PROBLEM TO WORK ON:
Your task is to give the entries back exactly, leaving nothing out.

[[ DATA FOR REVIEW open ]]

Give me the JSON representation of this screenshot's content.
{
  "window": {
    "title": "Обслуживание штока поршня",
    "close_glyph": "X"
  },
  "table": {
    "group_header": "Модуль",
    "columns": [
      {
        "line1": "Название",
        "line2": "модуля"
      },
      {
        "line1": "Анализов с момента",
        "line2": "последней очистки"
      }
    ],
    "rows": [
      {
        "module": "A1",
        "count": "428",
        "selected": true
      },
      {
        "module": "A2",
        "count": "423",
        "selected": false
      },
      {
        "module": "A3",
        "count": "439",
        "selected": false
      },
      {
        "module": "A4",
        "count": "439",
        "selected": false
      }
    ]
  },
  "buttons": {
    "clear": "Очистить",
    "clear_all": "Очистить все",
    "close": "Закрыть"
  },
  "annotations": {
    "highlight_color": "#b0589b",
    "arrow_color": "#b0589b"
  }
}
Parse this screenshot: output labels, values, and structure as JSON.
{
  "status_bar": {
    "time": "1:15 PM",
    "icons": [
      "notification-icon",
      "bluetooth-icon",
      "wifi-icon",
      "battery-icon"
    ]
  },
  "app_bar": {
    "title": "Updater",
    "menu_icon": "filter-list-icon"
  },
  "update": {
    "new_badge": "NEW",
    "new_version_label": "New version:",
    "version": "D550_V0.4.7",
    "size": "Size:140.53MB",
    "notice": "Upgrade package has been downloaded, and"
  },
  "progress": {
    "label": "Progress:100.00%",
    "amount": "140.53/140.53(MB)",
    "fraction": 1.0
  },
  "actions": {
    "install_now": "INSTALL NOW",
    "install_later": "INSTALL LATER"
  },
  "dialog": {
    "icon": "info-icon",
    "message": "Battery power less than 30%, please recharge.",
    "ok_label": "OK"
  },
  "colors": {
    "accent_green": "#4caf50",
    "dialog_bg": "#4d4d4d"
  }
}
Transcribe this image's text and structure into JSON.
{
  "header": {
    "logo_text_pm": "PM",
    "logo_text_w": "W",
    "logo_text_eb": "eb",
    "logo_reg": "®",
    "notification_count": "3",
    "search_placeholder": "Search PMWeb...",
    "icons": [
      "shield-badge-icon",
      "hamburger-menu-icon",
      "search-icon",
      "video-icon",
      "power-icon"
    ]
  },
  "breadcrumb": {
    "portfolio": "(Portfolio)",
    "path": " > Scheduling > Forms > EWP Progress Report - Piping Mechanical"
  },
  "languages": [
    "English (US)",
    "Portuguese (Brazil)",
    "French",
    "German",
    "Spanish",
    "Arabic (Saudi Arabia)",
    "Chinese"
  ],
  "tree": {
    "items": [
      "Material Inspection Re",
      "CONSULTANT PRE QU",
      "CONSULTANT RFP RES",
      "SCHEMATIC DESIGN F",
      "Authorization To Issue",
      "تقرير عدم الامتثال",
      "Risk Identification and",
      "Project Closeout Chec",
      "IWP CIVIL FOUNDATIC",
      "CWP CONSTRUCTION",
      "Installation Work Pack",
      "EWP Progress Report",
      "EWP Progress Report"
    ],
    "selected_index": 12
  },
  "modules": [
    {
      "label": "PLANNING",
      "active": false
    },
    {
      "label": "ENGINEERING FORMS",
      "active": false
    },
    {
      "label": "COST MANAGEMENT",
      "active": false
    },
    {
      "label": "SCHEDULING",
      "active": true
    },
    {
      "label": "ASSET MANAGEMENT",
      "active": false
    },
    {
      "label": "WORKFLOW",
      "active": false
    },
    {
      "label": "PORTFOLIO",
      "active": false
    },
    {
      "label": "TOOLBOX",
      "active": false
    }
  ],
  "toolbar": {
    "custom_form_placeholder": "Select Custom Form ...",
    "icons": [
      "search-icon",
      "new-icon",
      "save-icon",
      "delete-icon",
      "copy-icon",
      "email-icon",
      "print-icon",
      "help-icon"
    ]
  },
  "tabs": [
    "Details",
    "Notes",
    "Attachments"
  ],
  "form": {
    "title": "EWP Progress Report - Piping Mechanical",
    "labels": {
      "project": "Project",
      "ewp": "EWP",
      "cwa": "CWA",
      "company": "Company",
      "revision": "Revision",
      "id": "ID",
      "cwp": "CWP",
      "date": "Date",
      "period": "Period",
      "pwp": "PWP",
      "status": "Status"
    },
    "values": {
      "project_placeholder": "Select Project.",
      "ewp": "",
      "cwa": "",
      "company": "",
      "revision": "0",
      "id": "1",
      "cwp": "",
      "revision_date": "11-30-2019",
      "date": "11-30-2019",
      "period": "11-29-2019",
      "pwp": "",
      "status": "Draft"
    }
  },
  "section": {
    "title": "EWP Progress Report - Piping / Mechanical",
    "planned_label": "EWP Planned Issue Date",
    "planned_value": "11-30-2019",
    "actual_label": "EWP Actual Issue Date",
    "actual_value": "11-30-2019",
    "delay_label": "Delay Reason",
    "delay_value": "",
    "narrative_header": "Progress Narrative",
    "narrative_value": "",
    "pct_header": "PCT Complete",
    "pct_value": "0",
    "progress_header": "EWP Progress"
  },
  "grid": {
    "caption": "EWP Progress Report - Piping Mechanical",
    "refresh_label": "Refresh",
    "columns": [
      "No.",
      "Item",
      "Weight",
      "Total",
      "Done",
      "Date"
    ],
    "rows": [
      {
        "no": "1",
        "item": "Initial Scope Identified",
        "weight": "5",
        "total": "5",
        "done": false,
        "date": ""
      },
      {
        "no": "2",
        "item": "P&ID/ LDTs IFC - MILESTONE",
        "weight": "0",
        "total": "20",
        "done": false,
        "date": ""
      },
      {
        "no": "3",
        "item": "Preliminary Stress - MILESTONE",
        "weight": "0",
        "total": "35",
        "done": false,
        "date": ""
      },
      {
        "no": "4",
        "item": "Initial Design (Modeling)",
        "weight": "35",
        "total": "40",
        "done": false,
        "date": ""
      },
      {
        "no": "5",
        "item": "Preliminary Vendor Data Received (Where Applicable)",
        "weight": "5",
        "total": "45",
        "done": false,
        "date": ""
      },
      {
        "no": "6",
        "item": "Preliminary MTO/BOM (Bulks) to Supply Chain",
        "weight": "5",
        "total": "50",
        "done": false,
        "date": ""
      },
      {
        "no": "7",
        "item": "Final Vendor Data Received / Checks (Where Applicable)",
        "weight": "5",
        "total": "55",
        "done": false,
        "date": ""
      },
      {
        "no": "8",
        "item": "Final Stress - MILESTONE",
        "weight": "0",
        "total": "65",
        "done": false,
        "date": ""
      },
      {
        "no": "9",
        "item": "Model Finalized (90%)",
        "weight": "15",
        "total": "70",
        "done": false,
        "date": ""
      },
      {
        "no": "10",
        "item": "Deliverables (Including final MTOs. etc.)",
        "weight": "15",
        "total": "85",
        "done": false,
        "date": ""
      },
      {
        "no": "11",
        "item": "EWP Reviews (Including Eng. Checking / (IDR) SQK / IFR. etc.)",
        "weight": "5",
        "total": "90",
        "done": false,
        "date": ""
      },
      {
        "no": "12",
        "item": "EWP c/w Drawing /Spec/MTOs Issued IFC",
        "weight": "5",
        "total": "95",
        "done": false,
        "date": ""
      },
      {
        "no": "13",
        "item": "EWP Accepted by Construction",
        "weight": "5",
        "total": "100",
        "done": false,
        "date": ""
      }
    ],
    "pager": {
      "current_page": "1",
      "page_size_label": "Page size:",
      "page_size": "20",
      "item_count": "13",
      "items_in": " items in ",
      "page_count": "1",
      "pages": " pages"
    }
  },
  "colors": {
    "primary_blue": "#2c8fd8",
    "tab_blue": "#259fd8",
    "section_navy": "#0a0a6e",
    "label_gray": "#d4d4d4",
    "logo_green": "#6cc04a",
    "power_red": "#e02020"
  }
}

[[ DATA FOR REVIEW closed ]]

TASK ANSWER:
Give me the JSON representation of this screenshot's content.
{
  "window": {
    "title": "Обслуживание штока поршня",
    "close_glyph": "X"
  },
  "table": {
    "group_header": "Модуль",
    "columns": [
      {
        "line1": "Название",
        "line2": "модуля"
      },
      {
        "line1": "Анализов с момента",
        "line2": "последней очистки"
      }
    ],
    "rows": [
      {
        "module": "A1",
        "count": "428",
        "selected": true
      },
      {
        "module": "A2",
        "count": "423",
        "selected": false
      },
      {
        "module": "A3",
        "count": "439",
        "selected": false
      },
      {
        "module": "A4",
        "count": "439",
        "selected": false
      }
    ]
  },
  "buttons": {
    "clear": "Очистить",
    "clear_all": "Очистить все",
    "close": "Закрыть"
  },
  "annotations": {
    "highlight_color": "#b0589b",
    "arrow_color": "#b0589b"
  }
}
Parse this screenshot: output labels, values, and structure as JSON.
{
  "status_bar": {
    "time": "1:15 PM",
    "icons": [
      "notification-icon",
      "bluetooth-icon",
      "wifi-icon",
      "battery-icon"
    ]
  },
  "app_bar": {
    "title": "Updater",
    "menu_icon": "filter-list-icon"
  },
  "update": {
    "new_badge": "NEW",
    "new_version_label": "New version:",
    "version": "D550_V0.4.7",
    "size": "Size:140.53MB",
    "notice": "Upgrade package has been downloaded, and"
  },
  "progress": {
    "label": "Progress:100.00%",
    "amount": "140.53/140.53(MB)",
    "fraction": 1.0
  },
  "actions": {
    "install_now": "INSTALL NOW",
    "install_later": "INSTALL LATER"
  },
  "dialog": {
    "icon": "info-icon",
    "message": "Battery power less than 30%, please recharge.",
    "ok_label": "OK"
  },
  "colors": {
    "accent_green": "#4caf50",
    "dialog_bg": "#4d4d4d"
  }
}
Transcribe this image's text and structure into JSON.
{
  "header": {
    "logo_text_pm": "PM",
    "logo_text_w": "W",
    "logo_text_eb": "eb",
    "logo_reg": "®",
    "notification_count": "3",
    "search_placeholder": "Search PMWeb...",
    "icons": [
      "shield-badge-icon",
      "hamburger-menu-icon",
      "search-icon",
      "video-icon",
      "power-icon"
    ]
  },
  "breadcrumb": {
    "portfolio": "(Portfolio)",
    "path": " > Scheduling > Forms > EWP Progress Report - Piping Mechanical"
  },
  "languages": [
    "English (US)",
    "Portuguese (Brazil)",
    "French",
    "German",
    "Spanish",
    "Arabic (Saudi Arabia)",
    "Chinese"
  ],
  "tree": {
    "items": [
      "Material Inspection Re",
      "CONSULTANT PRE QU",
      "CONSULTANT RFP RES",
      "SCHEMATIC DESIGN F",
      "Authorization To Issue",
      "تقرير عدم الامتثال",
      "Risk Identification and",
      "Project Closeout Chec",
      "IWP CIVIL FOUNDATIC",
      "CWP CONSTRUCTION",
      "Installation Work Pack",
      "EWP Progress Report",
      "EWP Progress Report"
    ],
    "selected_index": 12
  },
  "modules": [
    {
      "label": "PLANNING",
      "active": false
    },
    {
      "label": "ENGINEERING FORMS",
      "active": false
    },
    {
      "label": "COST MANAGEMENT",
      "active": false
    },
    {
      "label": "SCHEDULING",
      "active": true
    },
    {
      "label": "ASSET MANAGEMENT",
      "active": false
    },
    {
      "label": "WORKFLOW",
      "active": false
    },
    {
      "label": "PORTFOLIO",
      "active": false
    },
    {
      "label": "TOOLBOX",
      "active": false
    }
  ],
  "toolbar": {
    "custom_form_placeholder": "Select Custom Form ...",
    "icons": [
      "search-icon",
      "new-icon",
      "save-icon",
      "delete-icon",
      "copy-icon",
      "email-icon",
      "print-icon",
      "help-icon"
    ]
  },
  "tabs": [
    "Details",
    "Notes",
    "Attachments"
  ],
  "form": {
    "title": "EWP Progress Report - Piping Mechanical",
    "labels": {
      "project": "Project",
      "ewp": "EWP",
      "cwa": "CWA",
      "company": "Company",
      "revision": "Revision",
      "id": "ID",
      "cwp": "CWP",
      "date": "Date",
      "period": "Period",
      "pwp": "PWP",
      "status": "Status"
    },
    "values": {
      "project_placeholder": "Select Project.",
      "ewp": "",
      "cwa": "",
      "company": "",
      "revision": "0",
      "id": "1",
      "cwp": "",
      "revision_date": "11-30-2019",
      "date": "11-30-2019",
      "period": "11-29-2019",
      "pwp": "",
      "status": "Draft"
    }
  },
  "section": {
    "title": "EWP Progress Report - Piping / Mechanical",
    "planned_label": "EWP Planned Issue Date",
    "planned_value": "11-30-2019",
    "actual_label": "EWP Actual Issue Date",
    "actual_value": "11-30-2019",
    "delay_label": "Delay Reason",
    "delay_value": "",
    "narrative_header": "Progress Narrative",
    "narrative_value": "",
    "pct_header": "PCT Complete",
    "pct_value": "0",
    "progress_header": "EWP Progress"
  },
  "grid": {
    "caption": "EWP Progress Report - Piping Mechanical",
    "refresh_label": "Refresh",
    "columns": [
      "No.",
      "Item",
      "Weight",
      "Total",
      "Done",
      "Date"
    ],
    "rows": [
      {
        "no": "1",
        "item": "Initial Scope Identified",
        "weight": "5",
        "total": "5",
        "done": false,
        "date": ""
      },
      {
        "no": "2",
        "item": "P&ID/ LDTs IFC - MILESTONE",
        "weight": "0",
        "total": "20",
        "done": false,
        "date": ""
      },
      {
        "no": "3",
        "item": "Preliminary Stress - MILESTONE",
        "weight": "0",
        "total": "35",
        "done": false,
        "date": ""
      },
      {
        "no": "4",
        "item": "Initial Design (Modeling)",
        "weight": "35",
        "total": "40",
        "done": false,
        "date": ""
      },
      {
        "no": "5",
        "item": "Preliminary Vendor Data Received (Where Applicable)",
        "weight": "5",
        "total": "45",
        "done": false,
        "date": ""
      },
      {
        "no": "6",
        "item": "Preliminary MTO/BOM (Bulks) to Supply Chain",
        "weight": "5",
        "total": "50",
        "done": false,
        "date": ""
      },
      {
        "no": "7",
        "item": "Final Vendor Data Received / Checks (Where Applicable)",
        "weight": "5",
        "total": "55",
        "done": false,
        "date": ""
      },
      {
        "no": "8",
        "item": "Final Stress - MILESTONE",
        "weight": "0",
        "total": "65",
        "done": false,
        "date": ""
      },
      {
        "no": "9",
        "item": "Model Finalized (90%)",
        "weight": "15",
        "total": "70",
        "done": false,
        "date": ""
      },
      {
        "no": "10",
        "item": "Deliverables (Including final MTOs. etc.)",
        "weight": "15",
        "total": "85",
        "done": false,
        "date": ""
      },
      {
        "no": "11",
        "item": "EWP Reviews (Including Eng. Checking / (IDR) SQK / IFR. etc.)",
        "weight": "5",
        "total": "90",
        "done": false,
        "date": ""
      },
      {
        "no": "12",
        "item": "EWP c/w Drawing /Spec/MTOs Issued IFC",
        "weight": "5",
        "total": "95",
        "done": false,
        "date": ""
      },
      {
        "no": "13",
        "item": "EWP Accepted by Construction",
        "weight": "5",
        "total": "100",
        "done": false,
        "date": ""
      }
    ],
    "pager": {
      "current_page": "1",
      "page_size_label": "Page size:",
      "page_size": "20",
      "item_count": "13",
      "items_in": " items in ",
      "page_count": "1",
      "pages": " pages"
    }
  },
  "colors": {
    "primary_blue": "#2c8fd8",
    "tab_blue": "#259fd8",
    "section_navy": "#0a0a6e",
    "label_gray": "#d4d4d4",
    "logo_green": "#6cc04a",
    "power_red": "#e02020"
  }
}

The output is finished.